Too Many During Covid Are Checking Out
First, the good news: I’ve run into a good many people who are okay with the pandemic, have grown accustomed to the restrictions, and have accepted the “new normal” which is basically a sign of a person’s well-balanced emotional state of Being. But then there are others, the bad news. The “depressed others” we hear about are those who have gone off the deep end, drinking, drugging, eating their way to the expanded definition of Covid-19.
Bernie and I continued to talk. Me, from the perspective of someone who could relate to her shaking her fist at God for sending so much hardship. She, from the receiving end of someone who needed to share her frustration, her extreme despair, with someone she knew and trusted. Someone who’d gone through hard times before, and had come to the conclusion that Great Spirit (as we adhering to the Native Way prefer to call “God”) is in charge, not us.
Great Spirit is also called “The Mystery.” There is no way of defining something that is indefinable. Ineffable. All That Is.
I reminded Bernie that she shouldn’t be harsh on herself for having cursed God that morning. Then I sweetly reminded her that she was wise to check her blame-game right away. After she told me this: “It was dawn. I was dragging the trash can to the road just as the snow was starting to fall and said to myself, ‘Don’t allow anger to ruin your day!’”
Then she went to wake up her four grandchildren so they could start Zoom school. This was her four kids, ages 8 to 18, that their mother left behind for Bernie to raise alone after her daughter tragically got killed in an automobile crash some years before the pandemic.
By the end of our conversation just now, Bernie and I were laughing, our tears dried. Together, we told each other how special we felt to have each other as a friend. How blessed that cell phones and computers are available at this time, in this era.
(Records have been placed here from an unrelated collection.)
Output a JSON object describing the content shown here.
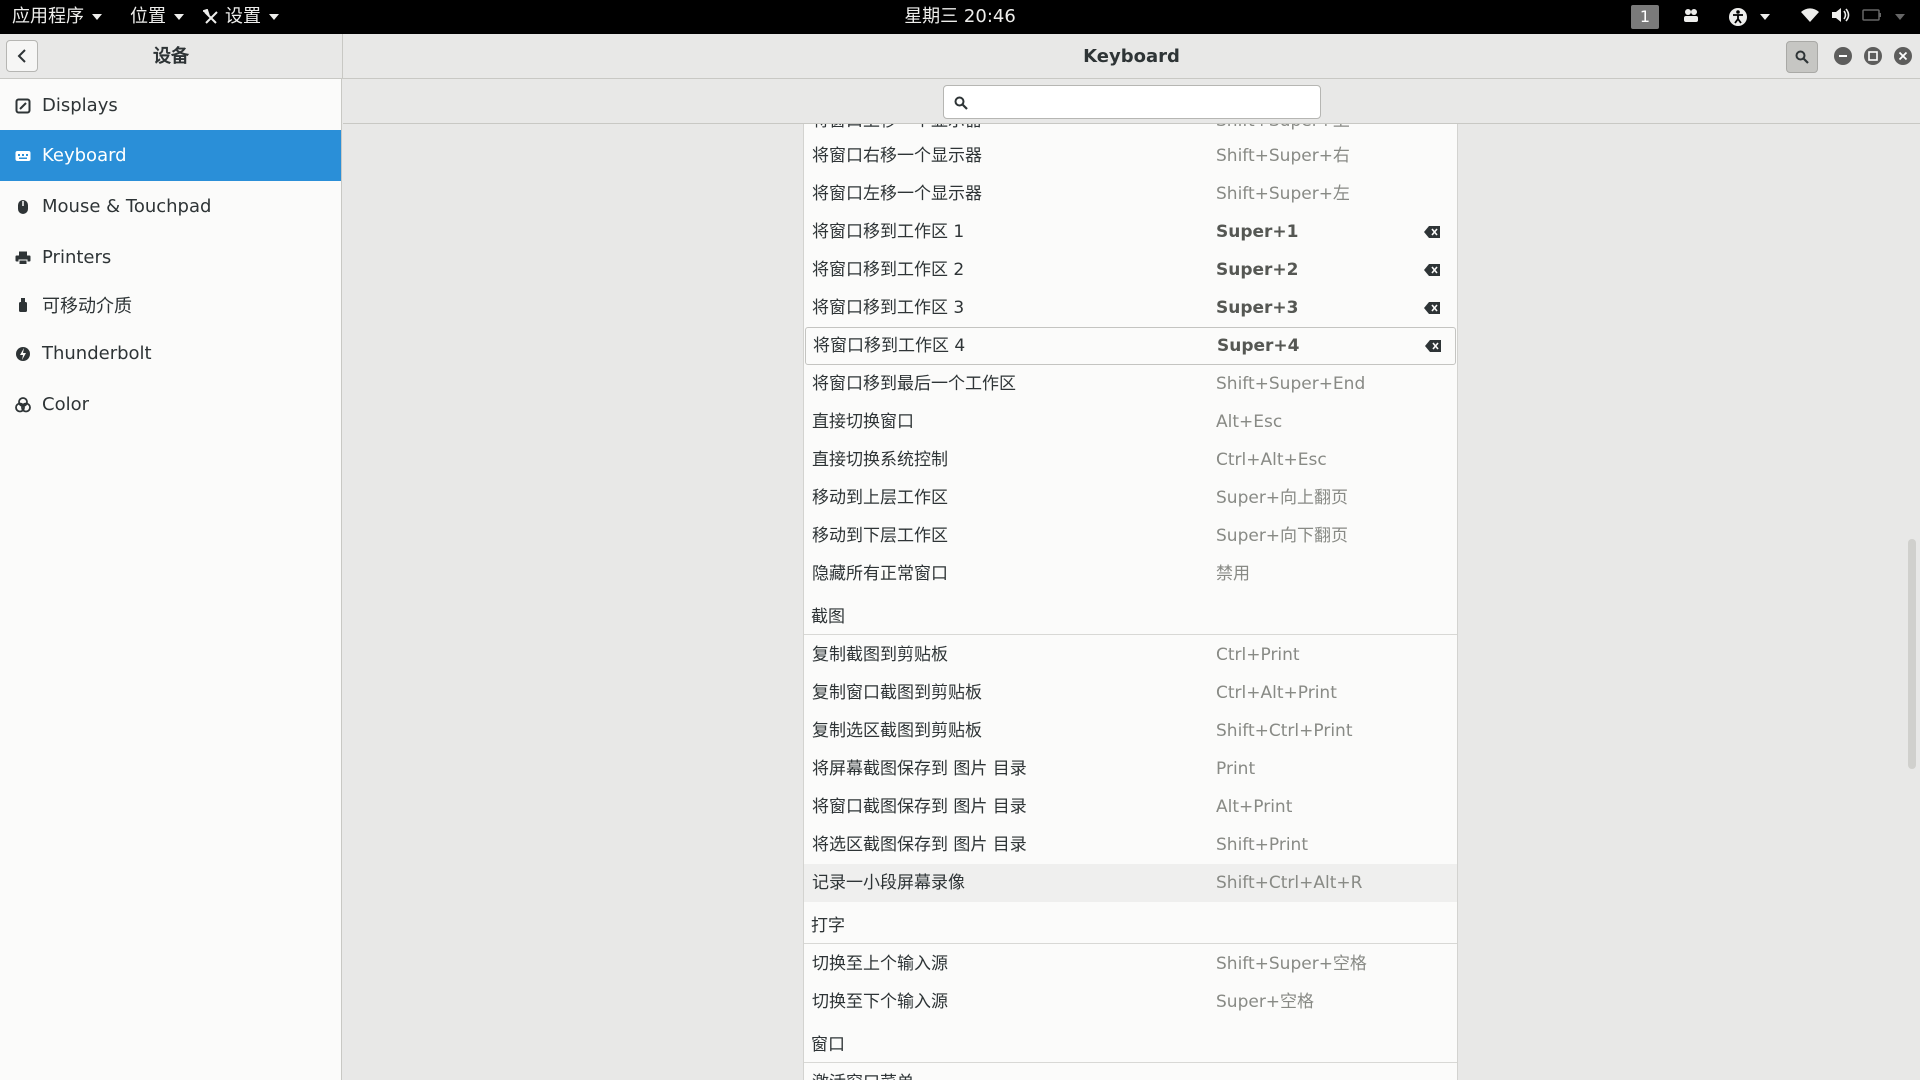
{
  "topbar": {
    "apps_label": "应用程序",
    "places_label": "位置",
    "settings_label": "设置",
    "clock": "星期三 20:46",
    "workspace": "1"
  },
  "header": {
    "sidebar_title": "设备",
    "main_title": "Keyboard"
  },
  "sidebar": {
    "items": [
      {
        "label": "Displays",
        "icon": "display-icon"
      },
      {
        "label": "Keyboard",
        "icon": "keyboard-icon",
        "active": true
      },
      {
        "label": "Mouse & Touchpad",
        "icon": "mouse-icon"
      },
      {
        "label": "Printers",
        "icon": "printer-icon"
      },
      {
        "label": "可移动介质",
        "icon": "removable-media-icon"
      },
      {
        "label": "Thunderbolt",
        "icon": "thunderbolt-icon"
      },
      {
        "label": "Color",
        "icon": "color-icon"
      }
    ]
  },
  "search": {
    "placeholder": "",
    "value": ""
  },
  "shortcuts": {
    "partial_row": {
      "name": "将窗口上移一个显示器",
      "key": "Shift+Super+上"
    },
    "window_rows": [
      {
        "name": "将窗口右移一个显示器",
        "key": "Shift+Super+右"
      },
      {
        "name": "将窗口左移一个显示器",
        "key": "Shift+Super+左"
      },
      {
        "name": "将窗口移到工作区 1",
        "key": "Super+1"
      },
      {
        "name": "将窗口移到工作区 2",
        "key": "Super+2"
      },
      {
        "name": "将窗口移到工作区 3",
        "key": "Super+3"
      },
      {
        "name": "将窗口移到工作区 4",
        "key": "Super+4"
      },
      {
        "name": "将窗口移到最后一个工作区",
        "key": "Shift+Super+End"
      },
      {
        "name": "直接切换窗口",
        "key": "Alt+Esc"
      },
      {
        "name": "直接切换系统控制",
        "key": "Ctrl+Alt+Esc"
      },
      {
        "name": "移动到上层工作区",
        "key": "Super+向上翻页"
      },
      {
        "name": "移动到下层工作区",
        "key": "Super+向下翻页"
      },
      {
        "name": "隐藏所有正常窗口",
        "key": "禁用"
      }
    ],
    "screenshot_section": "截图",
    "screenshot_rows": [
      {
        "name": "复制截图到剪贴板",
        "key": "Ctrl+Print"
      },
      {
        "name": "复制窗口截图到剪贴板",
        "key": "Ctrl+Alt+Print"
      },
      {
        "name": "复制选区截图到剪贴板",
        "key": "Shift+Ctrl+Print"
      },
      {
        "name": "将屏幕截图保存到 图片 目录",
        "key": "Print"
      },
      {
        "name": "将窗口截图保存到 图片 目录",
        "key": "Alt+Print"
      },
      {
        "name": "将选区截图保存到 图片 目录",
        "key": "Shift+Print"
      },
      {
        "name": "记录一小段屏幕录像",
        "key": "Shift+Ctrl+Alt+R"
      }
    ],
    "typing_section": "打字",
    "typing_rows": [
      {
        "name": "切换至上个输入源",
        "key": "Shift+Super+空格"
      },
      {
        "name": "切换至下个输入源",
        "key": "Super+空格"
      }
    ],
    "window_section": "窗口",
    "window_partial_name": "激活窗口菜单"
  }
}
Without the internet, a “good” thing, her kids could not continue schooling via Zoom, this new technology on the Res, a direct result of the coronavirus, the “bad” thing that was striking the entire world. (On the Acoma Res, there were very few computers or WiFi in people’s individual homes, which suddenly changed last March when the pandemic and strict lockdown began.)
Remember, and Choose
We reminded each other how each time something horrible happens, we have the opportunity to remember something wonderful that’s happening, somewhere. That’s our choice. To remember, and then to choose. For each so-called “bad” thing that happens, there is an equal and opposite “good” thing, also. It’s simply a matter of each of us remembering, and choosing to focus on that goodness, that Light, of wonder, of hope and beauty that surrounds us. If we but choose to “see” and “feel” it.
The sky above that gently lets its snowflakes fall upon the quiet earth, out there in Sky City, New Mexico. The regular heartbeat rhythm of the Atlantic’s drumming on our sandy shores, here in St. Augustine, Florida.
We get to choose our own happiness, or our own misery, each moment of our lives.